**Assignment**
Make an exact copy of the entries that come next.

**Stored data**
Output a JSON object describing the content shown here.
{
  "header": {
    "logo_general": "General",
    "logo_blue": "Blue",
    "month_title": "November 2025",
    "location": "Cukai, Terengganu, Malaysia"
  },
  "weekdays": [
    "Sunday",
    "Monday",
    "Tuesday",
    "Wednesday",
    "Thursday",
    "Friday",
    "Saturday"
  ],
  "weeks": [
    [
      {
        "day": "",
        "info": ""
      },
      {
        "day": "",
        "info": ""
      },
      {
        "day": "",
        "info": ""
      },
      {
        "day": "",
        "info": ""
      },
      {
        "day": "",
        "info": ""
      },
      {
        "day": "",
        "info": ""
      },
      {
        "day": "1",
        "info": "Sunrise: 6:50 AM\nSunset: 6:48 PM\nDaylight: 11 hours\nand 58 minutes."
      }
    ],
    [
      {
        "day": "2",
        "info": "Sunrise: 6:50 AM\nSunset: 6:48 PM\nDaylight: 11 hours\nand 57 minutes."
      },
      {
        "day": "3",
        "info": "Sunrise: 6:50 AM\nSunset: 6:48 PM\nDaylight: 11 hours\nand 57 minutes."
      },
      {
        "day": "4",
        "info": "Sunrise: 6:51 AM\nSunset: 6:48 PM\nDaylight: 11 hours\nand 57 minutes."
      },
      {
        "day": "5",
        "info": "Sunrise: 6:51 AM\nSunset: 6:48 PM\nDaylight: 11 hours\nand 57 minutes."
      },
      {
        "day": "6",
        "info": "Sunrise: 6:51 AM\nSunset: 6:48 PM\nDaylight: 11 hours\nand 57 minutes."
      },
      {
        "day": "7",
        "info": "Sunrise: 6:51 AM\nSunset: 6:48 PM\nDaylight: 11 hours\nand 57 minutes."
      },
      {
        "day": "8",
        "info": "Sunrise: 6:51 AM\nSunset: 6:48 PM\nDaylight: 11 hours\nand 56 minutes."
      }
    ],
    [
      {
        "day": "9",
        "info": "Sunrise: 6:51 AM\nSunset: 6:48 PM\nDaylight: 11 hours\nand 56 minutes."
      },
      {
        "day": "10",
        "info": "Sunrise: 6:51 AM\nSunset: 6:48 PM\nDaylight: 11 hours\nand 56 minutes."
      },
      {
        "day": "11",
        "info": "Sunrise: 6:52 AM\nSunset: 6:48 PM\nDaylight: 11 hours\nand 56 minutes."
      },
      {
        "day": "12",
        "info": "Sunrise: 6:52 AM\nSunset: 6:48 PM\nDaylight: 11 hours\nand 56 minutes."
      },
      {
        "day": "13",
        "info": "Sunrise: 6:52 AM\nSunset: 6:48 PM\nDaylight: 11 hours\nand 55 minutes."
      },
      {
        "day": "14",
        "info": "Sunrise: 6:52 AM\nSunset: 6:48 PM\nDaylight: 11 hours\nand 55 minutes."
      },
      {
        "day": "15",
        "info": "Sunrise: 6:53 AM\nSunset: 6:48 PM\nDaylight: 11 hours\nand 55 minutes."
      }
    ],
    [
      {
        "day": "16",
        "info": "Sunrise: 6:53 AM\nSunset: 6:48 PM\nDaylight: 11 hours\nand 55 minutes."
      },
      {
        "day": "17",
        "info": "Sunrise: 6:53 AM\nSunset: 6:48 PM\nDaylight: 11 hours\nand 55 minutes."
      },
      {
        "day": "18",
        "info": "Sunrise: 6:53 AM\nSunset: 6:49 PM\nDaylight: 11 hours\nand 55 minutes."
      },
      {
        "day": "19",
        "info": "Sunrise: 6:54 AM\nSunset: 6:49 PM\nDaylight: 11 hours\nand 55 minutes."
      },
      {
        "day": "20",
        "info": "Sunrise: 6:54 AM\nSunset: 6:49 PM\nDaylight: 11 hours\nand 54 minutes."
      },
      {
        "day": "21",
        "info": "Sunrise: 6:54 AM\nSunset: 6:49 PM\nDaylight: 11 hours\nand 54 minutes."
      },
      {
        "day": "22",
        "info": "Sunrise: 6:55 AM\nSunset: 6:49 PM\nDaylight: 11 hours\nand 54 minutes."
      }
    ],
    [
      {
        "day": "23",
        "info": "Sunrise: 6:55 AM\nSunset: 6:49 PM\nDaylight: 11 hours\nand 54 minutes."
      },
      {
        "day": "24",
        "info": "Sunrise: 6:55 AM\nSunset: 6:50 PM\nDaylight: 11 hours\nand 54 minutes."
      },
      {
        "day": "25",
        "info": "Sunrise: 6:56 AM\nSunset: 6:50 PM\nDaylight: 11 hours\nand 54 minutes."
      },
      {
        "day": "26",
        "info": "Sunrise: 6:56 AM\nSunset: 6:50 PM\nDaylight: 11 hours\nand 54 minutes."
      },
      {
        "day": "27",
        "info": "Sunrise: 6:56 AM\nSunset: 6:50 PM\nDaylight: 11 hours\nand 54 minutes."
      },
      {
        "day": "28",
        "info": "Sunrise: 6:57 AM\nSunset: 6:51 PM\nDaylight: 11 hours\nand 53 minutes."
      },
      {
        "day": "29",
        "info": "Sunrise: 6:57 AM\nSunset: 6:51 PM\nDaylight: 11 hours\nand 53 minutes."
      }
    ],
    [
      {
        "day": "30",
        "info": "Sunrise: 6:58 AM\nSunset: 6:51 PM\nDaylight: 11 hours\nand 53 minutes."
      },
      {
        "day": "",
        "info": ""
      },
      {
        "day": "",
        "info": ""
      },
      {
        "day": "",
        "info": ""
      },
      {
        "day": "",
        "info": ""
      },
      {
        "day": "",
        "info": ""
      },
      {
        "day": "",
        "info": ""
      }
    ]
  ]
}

**Response to the exercise**
Output a JSON object describing the content shown here.
{
  "header": {
    "logo_general": "General",
    "logo_blue": "Blue",
    "month_title": "November 2025",
    "location": "Cukai, Terengganu, Malaysia"
  },
  "weekdays": [
    "Sunday",
    "Monday",
    "Tuesday",
    "Wednesday",
    "Thursday",
    "Friday",
    "Saturday"
  ],
  "weeks": [
    [
      {
        "day": "",
        "info": ""
      },
      {
        "day": "",
        "info": ""
      },
      {
        "day": "",
        "info": ""
      },
      {
        "day": "",
        "info": ""
      },
      {
        "day": "",
        "info": ""
      },
      {
        "day": "",
        "info": ""
      },
      {
        "day": "1",
        "info": "Sunrise: 6:50 AM\nSunset: 6:48 PM\nDaylight: 11 hours\nand 58 minutes."
      }
    ],
    [
      {
        "day": "2",
        "info": "Sunrise: 6:50 AM\nSunset: 6:48 PM\nDaylight: 11 hours\nand 57 minutes."
      },
      {
        "day": "3",
        "info": "Sunrise: 6:50 AM\nSunset: 6:48 PM\nDaylight: 11 hours\nand 57 minutes."
      },
      {
        "day": "4",
        "info": "Sunrise: 6:51 AM\nSunset: 6:48 PM\nDaylight: 11 hours\nand 57 minutes."
      },
      {
        "day": "5",
        "info": "Sunrise: 6:51 AM\nSunset: 6:48 PM\nDaylight: 11 hours\nand 57 minutes."
      },
      {
        "day": "6",
        "info": "Sunrise: 6:51 AM\nSunset: 6:48 PM\nDaylight: 11 hours\nand 57 minutes."
      },
      {
        "day": "7",
        "info": "Sunrise: 6:51 AM\nSunset: 6:48 PM\nDaylight: 11 hours\nand 57 minutes."
      },
      {
        "day": "8",
        "info": "Sunrise: 6:51 AM\nSunset: 6:48 PM\nDaylight: 11 hours\nand 56 minutes."
      }
    ],
    [
      {
        "day": "9",
        "info": "Sunrise: 6:51 AM\nSunset: 6:48 PM\nDaylight: 11 hours\nand 56 minutes."
      },
      {
        "day": "10",
        "info": "Sunrise: 6:51 AM\nSunset: 6:48 PM\nDaylight: 11 hours\nand 56 minutes."
      },
      {
        "day": "11",
        "info": "Sunrise: 6:52 AM\nSunset: 6:48 PM\nDaylight: 11 hours\nand 56 minutes."
      },
      {
        "day": "12",
        "info": "Sunrise: 6:52 AM\nSunset: 6:48 PM\nDaylight: 11 hours\nand 56 minutes."
      },
      {
        "day": "13",
        "info": "Sunrise: 6:52 AM\nSunset: 6:48 PM\nDaylight: 11 hours\nand 55 minutes."
      },
      {
        "day": "14",
        "info": "Sunrise: 6:52 AM\nSunset: 6:48 PM\nDaylight: 11 hours\nand 55 minutes."
      },
      {
        "day": "15",
        "info": "Sunrise: 6:53 AM\nSunset: 6:48 PM\nDaylight: 11 hours\nand 55 minutes."
      }
    ],
    [
      {
        "day": "16",
        "info": "Sunrise: 6:53 AM\nSunset: 6:48 PM\nDaylight: 11 hours\nand 55 minutes."
      },
      {
        "day": "17",
        "info": "Sunrise: 6:53 AM\nSunset: 6:48 PM\nDaylight: 11 hours\nand 55 minutes."
      },
      {
        "day": "18",
        "info": "Sunrise: 6:53 AM\nSunset: 6:49 PM\nDaylight: 11 hours\nand 55 minutes."
      },
      {
        "day": "19",
        "info": "Sunrise: 6:54 AM\nSunset: 6:49 PM\nDaylight: 11 hours\nand 55 minutes."
      },
      {
        "day": "20",
        "info": "Sunrise: 6:54 AM\nSunset: 6:49 PM\nDaylight: 11 hours\nand 54 minutes."
      },
      {
        "day": "21",
        "info": "Sunrise: 6:54 AM\nSunset: 6:49 PM\nDaylight: 11 hours\nand 54 minutes."
      },
      {
        "day": "22",
        "info": "Sunrise: 6:55 AM\nSunset: 6:49 PM\nDaylight: 11 hours\nand 54 minutes."
      }
    ],
    [
      {
        "day": "23",
        "info": "Sunrise: 6:55 AM\nSunset: 6:49 PM\nDaylight: 11 hours\nand 54 minutes."
      },
      {
        "day": "24",
        "info": "Sunrise: 6:55 AM\nSunset: 6:50 PM\nDaylight: 11 hours\nand 54 minutes."
      },
      {
        "day": "25",
        "info": "Sunrise: 6:56 AM\nSunset: 6:50 PM\nDaylight: 11 hours\nand 54 minutes."
      },
      {
        "day": "26",
        "info": "Sunrise: 6:56 AM\nSunset: 6:50 PM\nDaylight: 11 hours\nand 54 minutes."
      },
      {
        "day": "27",
        "info": "Sunrise: 6:56 AM\nSunset: 6:50 PM\nDaylight: 11 hours\nand 54 minutes."
      },
      {
        "day": "28",
        "info": "Sunrise: 6:57 AM\nSunset: 6:51 PM\nDaylight: 11 hours\nand 53 minutes."
      },
      {
        "day": "29",
        "info": "Sunrise: 6:57 AM\nSunset: 6:51 PM\nDaylight: 11 hours\nand 53 minutes."
      }
    ],
    [
      {
        "day": "30",
        "info": "Sunrise: 6:58 AM\nSunset: 6:51 PM\nDaylight: 11 hours\nand 53 minutes."
      },
      {
        "day": "",
        "info": ""
      },
      {
        "day": "",
        "info": ""
      },
      {
        "day": "",
        "info": ""
      },
      {
        "day": "",
        "info": ""
      },
      {
        "day": "",
        "info": ""
      },
      {
        "day": "",
        "info": ""
      }
    ]
  ]
}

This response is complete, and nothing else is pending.